>At 09:10 AM 12/19/97 -0500, you said:
>>>[Geoff chuckles to himself, feeling smug.]
>>It doesn't change the fact that UVM is still a
>>predominately Wordperfect shop.
>This is a myth.
Your contradiction is the real myth. The College of Arts & Sciences
administrative staff primarily uses Wordperfect. The Dean's Office
primarily uses Wordperfect. I would say conservatively that 80% of the
faculty and staff in the college use Wordperfect. Since the College of
Arts & Sciences makes up approximately 51% of the faculty and staff of the
University, approximately 400 people, that means that 320 people use
Wordperfect exclusively. This isn't even counting all the grad students,
lecturers and others who use Wordperfect. I would say that the only
population that does not have a large number of Wordperfect users would be
the Mac population, where Word is indeed king.
>Yes, WordPerfect is used by many people. However, I've found more computers
>with Word than WP in my travels around campus. And there are lots of other
>products out there, too.
I've found exactly the opposite. Tell ya what, let's do a survey. We can
hypothesize our brains out here, but without hard numbers we can't make any
conclusions based on the reality.
>The Customer Advantage Program (CAP) through which many at UVM bought WP
>licenses from CIT ended in the Spring of 1996. CIT sold 458 WP license
>units purchased. There are 3100 faculty and staff at UVM.
That just means that the majority of Wordperfect copies were illegal. Or
were not purchased from CIT.
Despite what some may think, many IT things go on at UVM that CIT is not
involved and knows nothing about.
>>The University either needs to provide the

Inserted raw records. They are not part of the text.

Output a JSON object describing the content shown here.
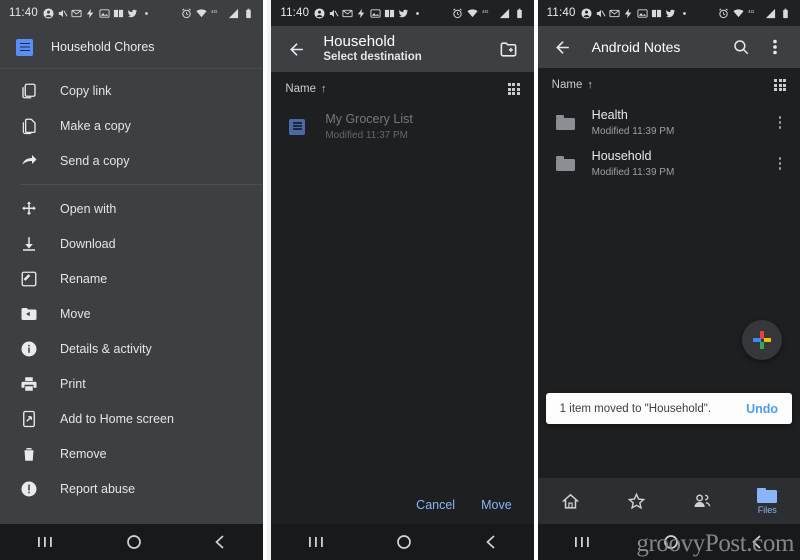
{
  "statusbar": {
    "time": "11:40",
    "left_icons": [
      "account-icon",
      "mute-icon",
      "mail-icon",
      "flash-icon",
      "photos-icon",
      "book-icon",
      "twitter-icon",
      "dot-icon"
    ],
    "right_icons": [
      "alarm-icon",
      "wifi-icon",
      "hd-icon",
      "signal-icon",
      "battery-icon"
    ]
  },
  "panel1": {
    "header": {
      "icon": "google-docs-icon",
      "title": "Household Chores"
    },
    "menu_groups": [
      {
        "items": [
          {
            "icon": "copy-link-icon",
            "label": "Copy link"
          },
          {
            "icon": "make-a-copy-icon",
            "label": "Make a copy"
          },
          {
            "icon": "send-a-copy-icon",
            "label": "Send a copy"
          }
        ]
      },
      {
        "items": [
          {
            "icon": "open-with-icon",
            "label": "Open with"
          },
          {
            "icon": "download-icon",
            "label": "Download"
          },
          {
            "icon": "rename-icon",
            "label": "Rename"
          },
          {
            "icon": "move-icon",
            "label": "Move"
          },
          {
            "icon": "details-activity-icon",
            "label": "Details & activity"
          },
          {
            "icon": "print-icon",
            "label": "Print"
          },
          {
            "icon": "add-to-home-screen-icon",
            "label": "Add to Home screen"
          },
          {
            "icon": "remove-icon",
            "label": "Remove"
          },
          {
            "icon": "report-abuse-icon",
            "label": "Report abuse"
          }
        ]
      }
    ]
  },
  "panel2": {
    "appbar": {
      "back_icon": "back-arrow-icon",
      "title": "Household",
      "subtitle": "Select destination",
      "new_folder_icon": "new-folder-icon"
    },
    "sort": {
      "label": "Name",
      "arrow": "↑",
      "view_icon": "grid-view-icon"
    },
    "files": [
      {
        "icon": "google-docs-icon",
        "title": "My Grocery List",
        "subtitle": "Modified 11:37 PM",
        "dimmed": true
      }
    ],
    "actions": {
      "cancel_label": "Cancel",
      "move_label": "Move"
    }
  },
  "panel3": {
    "appbar": {
      "back_icon": "back-arrow-icon",
      "title": "Android Notes",
      "search_icon": "search-icon",
      "overflow_icon": "more-vert-icon"
    },
    "sort": {
      "label": "Name",
      "arrow": "↑",
      "view_icon": "grid-view-icon"
    },
    "folders": [
      {
        "icon": "folder-icon",
        "title": "Health",
        "subtitle": "Modified 11:39 PM",
        "menu_icon": "more-vert-icon"
      },
      {
        "icon": "folder-icon",
        "title": "Household",
        "subtitle": "Modified 11:39 PM",
        "menu_icon": "more-vert-icon"
      }
    ],
    "fab": {
      "icon": "google-plus-icon"
    },
    "snackbar": {
      "message": "1 item moved to \"Household\".",
      "action_label": "Undo"
    },
    "tabs": [
      {
        "icon": "home-icon",
        "label": "",
        "active": false
      },
      {
        "icon": "starred-icon",
        "label": "",
        "active": false
      },
      {
        "icon": "shared-icon",
        "label": "",
        "active": false
      },
      {
        "icon": "files-folder-icon",
        "label": "Files",
        "active": true
      }
    ]
  },
  "sysnav": {
    "recents_icon": "recents-icon",
    "home_icon": "home-circle-icon",
    "back_icon": "back-chevron-icon"
  },
  "watermark": "groovyPost.com",
  "colors": {
    "accent_blue": "#8ab4f8",
    "snackbar_action": "#4a9df0",
    "panel_bg": "#1d1f21",
    "menu_bg": "#3c4043",
    "docs_blue": "#5c8df6"
  }
}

>>funding to allow departments to switch over to "standard" applications, or
>>the University needs to continue to support Wordperfect.
>There should be a standard set of tools that everyone at UVM has available
>to them, and which everyone knows how to use effectively.
>There should be training available, incentives and support for
>participating, changes in hiring and promoting (and tenure) practices to
>assess and reward IT competencies.
>Funding? Lot's of ways to structure this, but it's still a zero-sum game.
>If we (UVM) coordinate and manage spending on IT across the institution, we
>might better provide coherence in tools and training.
I disagree. We don't know how much is currently being spent, we can't
gather real meaningful numbers, centralizing is out of the question due to
the UVM funding system. It is unavoidable that we will have to spend more
money. The biggest flaw of the ITTF report is that it doesn't have any
numbers attached. How much are all the proposed changes going to cost?
How much money do we have to work with? How are we going to get the
various divisional fiefdoms to comply? The President's wing is already
under the impression that IT support will be centralized in the near term.
Unfortunately that is not what the ITTF report said, nor is it ever going
to be possible unless UVM fundamentally changes how it is financed.
I asked Norman and Roger over three years ago for a cost per seat for
running the Waterman Lab. I still have yet to get any hard numbers. What
is CIT's total operating budget? How much is spent on AIS, ACS, Client
services, etc? I'll show you my numbers, you show me yours.